[11/08/18 09:34] Jim N: Once I know that all rows in the table have been properly updated, drop the old row, and maybe mark the new row as NOT NULL.
[11/08/18 09:43] Jim N: btw, I know there's been a talk about this at a conference in the last year or two...
[11/08/18 09:49] Jim F: What happens at the page level if the default value of an ALTER TABLE ADD COLUMN is null? Once upon a time when I worked at [a commercialized fork of PostgreSQL], which was built on a version of PostgreSQL circa 2000, I recall that the table would be versioned. This was a pure metadata change, but the added columns would be created for older-version rows on read, and probably updated on write. Is that how it currently works?
[11/08/18 09:55] Jim N: Jim F in essence, yes.
[11/08/18 09:56] Jim N: Though I wouldn't describe it as being "versioned"
[11/08/18 09:57] Jim N: But because columns are always added to the end of the tuple (and we never delete from pg_attribute), heap_deform_tuple can detect if a tuple is "missing" columns at the end of the tuple and just treat them as being null.
[11/08/18 09:57] Jim N: At least I'm pretty sure that's what's going on, without actually re-reading the code right now. 😉
[11/08/18 10:08] Jim F: does it work that way for non-null defaults as well? that would create a need for versioning, if the defaults changed at different points in time
[11/08/18 10:08] Robins: While at that topic.... Postgres v11 now has the feature to do what Jim F was talking about (even for non-NULLs). Although as Jim Nasby said, you still need to be careful about which (other) kind of ALTERs force a rewrite and use the Trigger workaround. "Many other useful performance improvements, including the ability to avoid a table rewrite for ALTER TABLE ... ADD COLUMN with a non-null column default"
[11/08/18 10:08] Jim F: exactly...
Did we get anything wrong here?
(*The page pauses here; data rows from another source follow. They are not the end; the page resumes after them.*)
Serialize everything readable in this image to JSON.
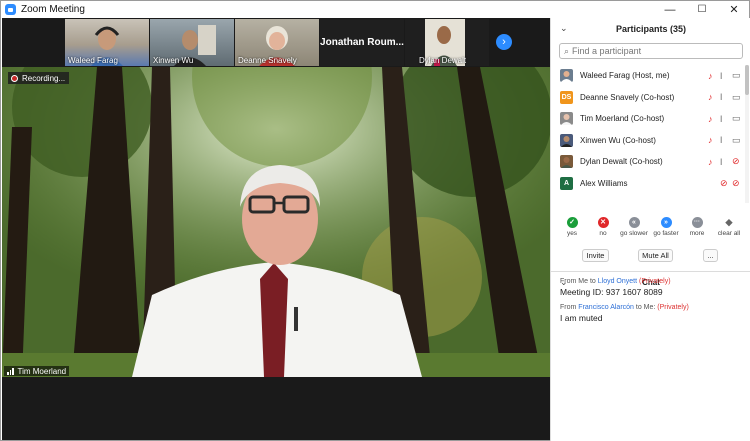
{
  "window": {
    "title": "Zoom Meeting",
    "controls": {
      "minimize": "—",
      "maximize": "☐",
      "close": "✕"
    }
  },
  "gallery": [
    {
      "name": "Waleed Farag",
      "type": "video"
    },
    {
      "name": "Xinwen Wu",
      "type": "video"
    },
    {
      "name": "Deanne Snavely",
      "type": "video"
    },
    {
      "name": "Jonathan Roum...",
      "type": "name-only"
    },
    {
      "name": "Dylan Dewalt",
      "type": "video"
    }
  ],
  "recording": {
    "label": "Recording..."
  },
  "speaker": {
    "name": "Tim Moerland"
  },
  "participants": {
    "title": "Participants (35)",
    "search_placeholder": "Find a participant",
    "list": [
      {
        "name": "Waleed Farag (Host, me)",
        "avatar": "photo",
        "avatar_color": "#6b7d8f",
        "audio": "unmuted",
        "video": "on"
      },
      {
        "name": "Deanne Snavely (Co-host)",
        "avatar": "DS",
        "avatar_color": "#f0951b",
        "audio": "unmuted",
        "video": "on"
      },
      {
        "name": "Tim Moerland (Co-host)",
        "avatar": "photo",
        "avatar_color": "#8a8a8a",
        "audio": "unmuted",
        "video": "on"
      },
      {
        "name": "Xinwen Wu (Co-host)",
        "avatar": "photo",
        "avatar_color": "#4a5a7a",
        "audio": "unmuted",
        "video": "on"
      },
      {
        "name": "Dylan Dewalt (Co-host)",
        "avatar": "photo",
        "avatar_color": "#7a5a3a",
        "audio": "unmuted",
        "video": "off"
      },
      {
        "name": "Alex Williams",
        "avatar": "A",
        "avatar_color": "#1f6e43",
        "audio": "muted",
        "video": "off"
      }
    ],
    "reactions": [
      {
        "label": "yes",
        "color": "#1a9e3a",
        "symbol": "✓"
      },
      {
        "label": "no",
        "color": "#e0282a",
        "symbol": "✕"
      },
      {
        "label": "go slower",
        "color": "#8a8f98",
        "symbol": "«"
      },
      {
        "label": "go faster",
        "color": "#2d8cff",
        "symbol": "»"
      },
      {
        "label": "more",
        "color": "#8a8f98",
        "symbol": "···"
      },
      {
        "label": "clear all",
        "color": "#666666",
        "symbol": "◆"
      }
    ],
    "buttons": {
      "invite": "Invite",
      "mute_all": "Mute All",
      "more": "..."
    }
  },
  "chat": {
    "title": "Chat",
    "messages": [
      {
        "from": "From Me to",
        "to": "Lloyd Onyett",
        "privacy": "(Privately)",
        "text": "Meeting ID: 937 1607 8089"
      },
      {
        "from": "From",
        "sender": "Francisco Alarcón",
        "to_label": "to Me:",
        "privacy": "(Privately)",
        "text": "I am muted"
      }
    ]
  },
  "colors": {
    "accent": "#2d8cff",
    "muted_red": "#e0282a",
    "private": "#dd3333"
  }
}
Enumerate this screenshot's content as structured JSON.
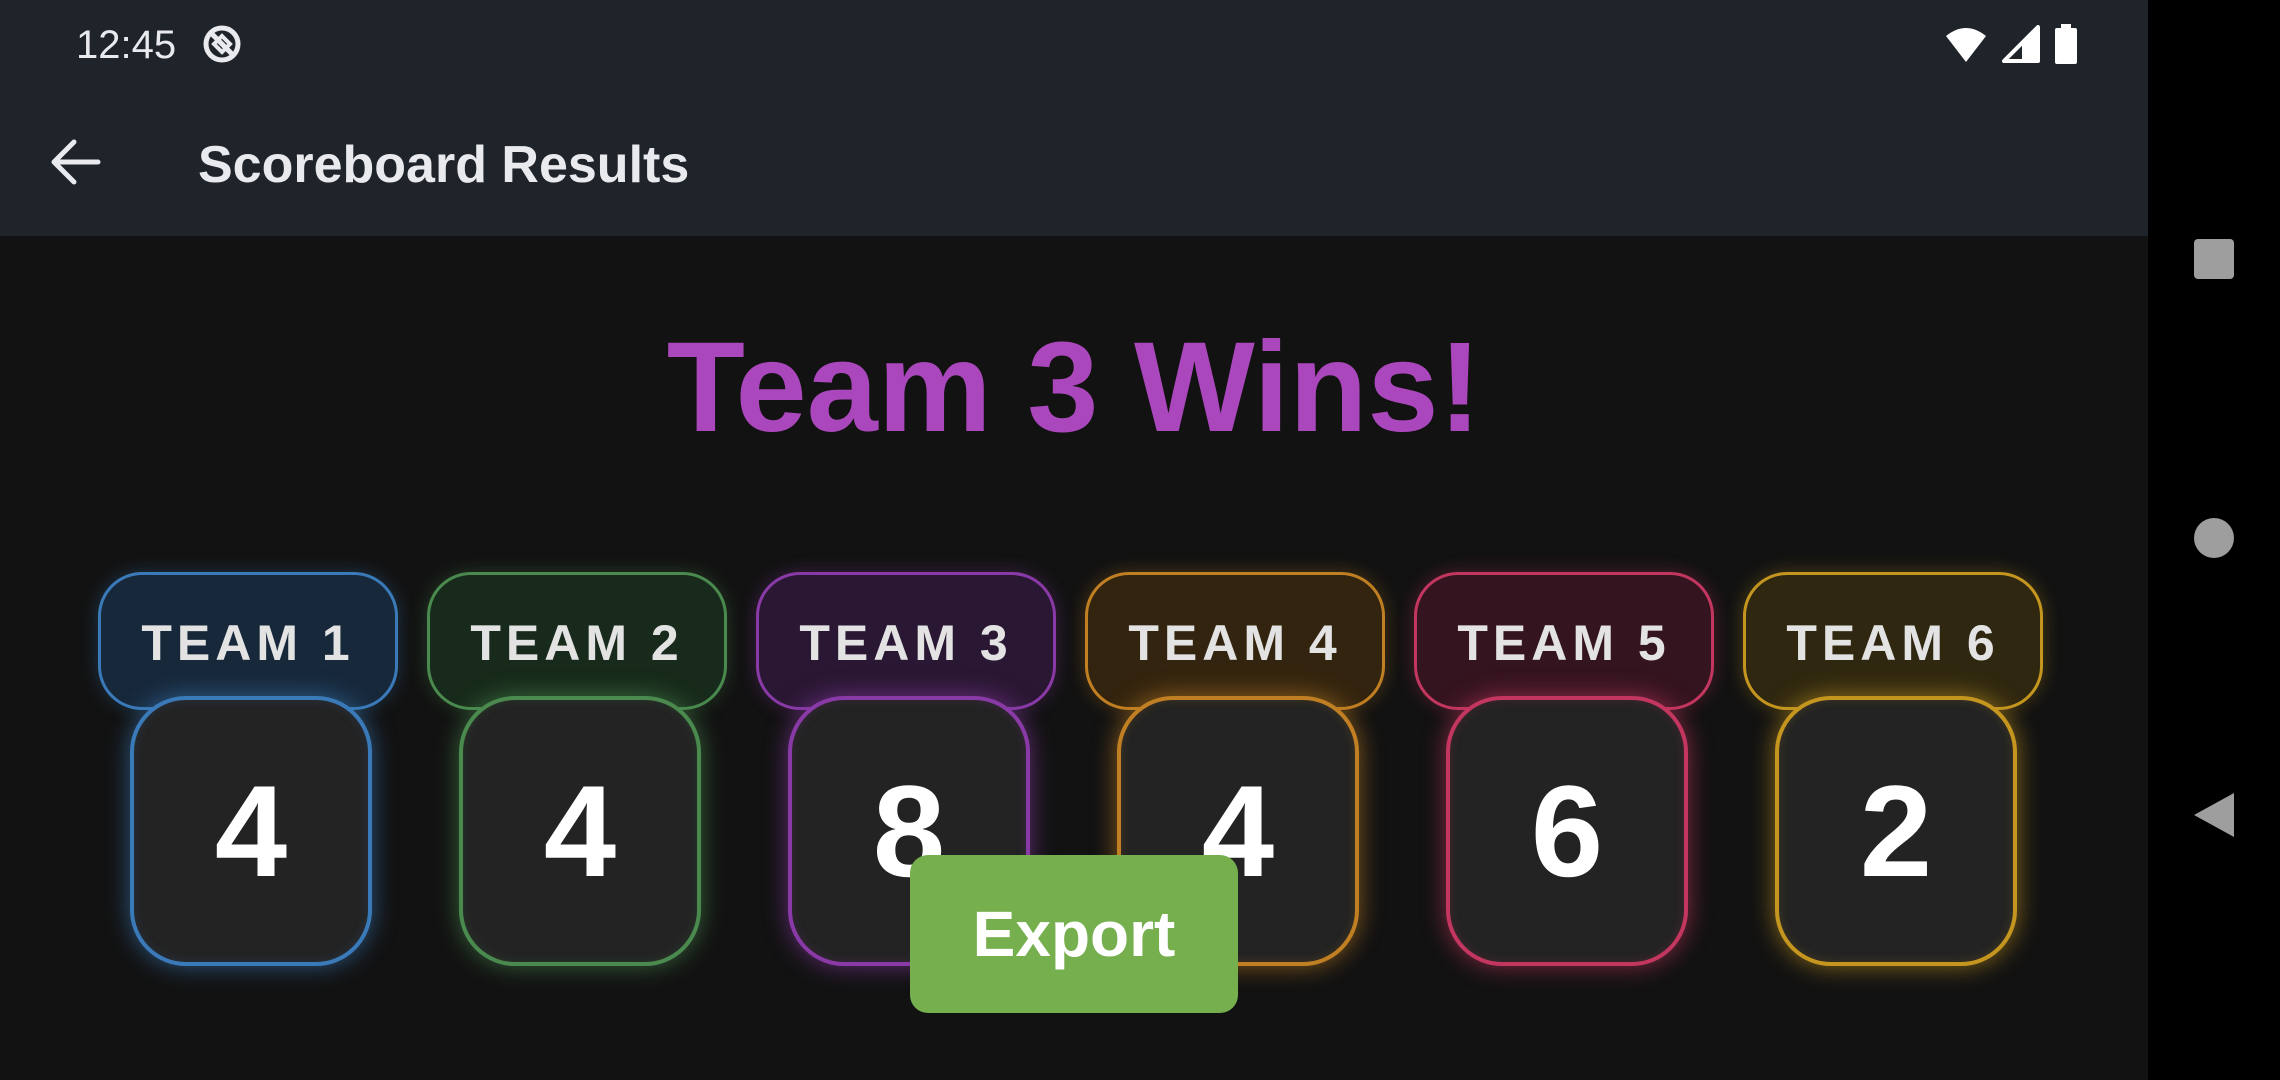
{
  "status_bar": {
    "time": "12:45",
    "icons": [
      "app-notification-icon",
      "wifi-icon",
      "cell-signal-icon",
      "battery-icon"
    ]
  },
  "app_bar": {
    "title": "Scoreboard Results",
    "back_icon": "arrow-back-icon"
  },
  "winner": {
    "text": "Team 3 Wins!",
    "color": "#ab47bc"
  },
  "teams": [
    {
      "label": "TEAM 1",
      "score": "4",
      "color": "#3a7ab8",
      "tint": "#17283a"
    },
    {
      "label": "TEAM 2",
      "score": "4",
      "color": "#4a8a4e",
      "tint": "#182a1b"
    },
    {
      "label": "TEAM 3",
      "score": "8",
      "color": "#8a3aa6",
      "tint": "#2a1733"
    },
    {
      "label": "TEAM 4",
      "score": "4",
      "color": "#c07f22",
      "tint": "#33240f"
    },
    {
      "label": "TEAM 5",
      "score": "6",
      "color": "#c2365f",
      "tint": "#34141f"
    },
    {
      "label": "TEAM 6",
      "score": "2",
      "color": "#c4961f",
      "tint": "#2f2710"
    }
  ],
  "export_button": {
    "label": "Export",
    "color": "#76af4e"
  },
  "nav_bar": {
    "icons": [
      "recents-square-icon",
      "home-circle-icon",
      "back-triangle-icon"
    ]
  }
}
Do you disagree? Feel free to comment. :)
Aug 30, 2020: Colton Shephard from Microsoft (formerly Citus) put out a great related article after I published this; it’s worth a mention. Postgres Tips: How to convert 2 Billion Rows to Bigint with Citus
July 22, 2021: James Coleman at Braintree (a PayPal service since 2013) published an updated article shortly after I published this. Very good, as long as you have enough article views left on medium! PostgreSQL at Scale: Database Schema Changes Without Downtime
Couple of options suggested to run vacuum full. As for vacuum full – it rewrites the table and takes an exclusive lock in the process- you won’t be able to access your table and its same as altering the table (ALTER TABLE … ADD COLUMN with a non-null column default).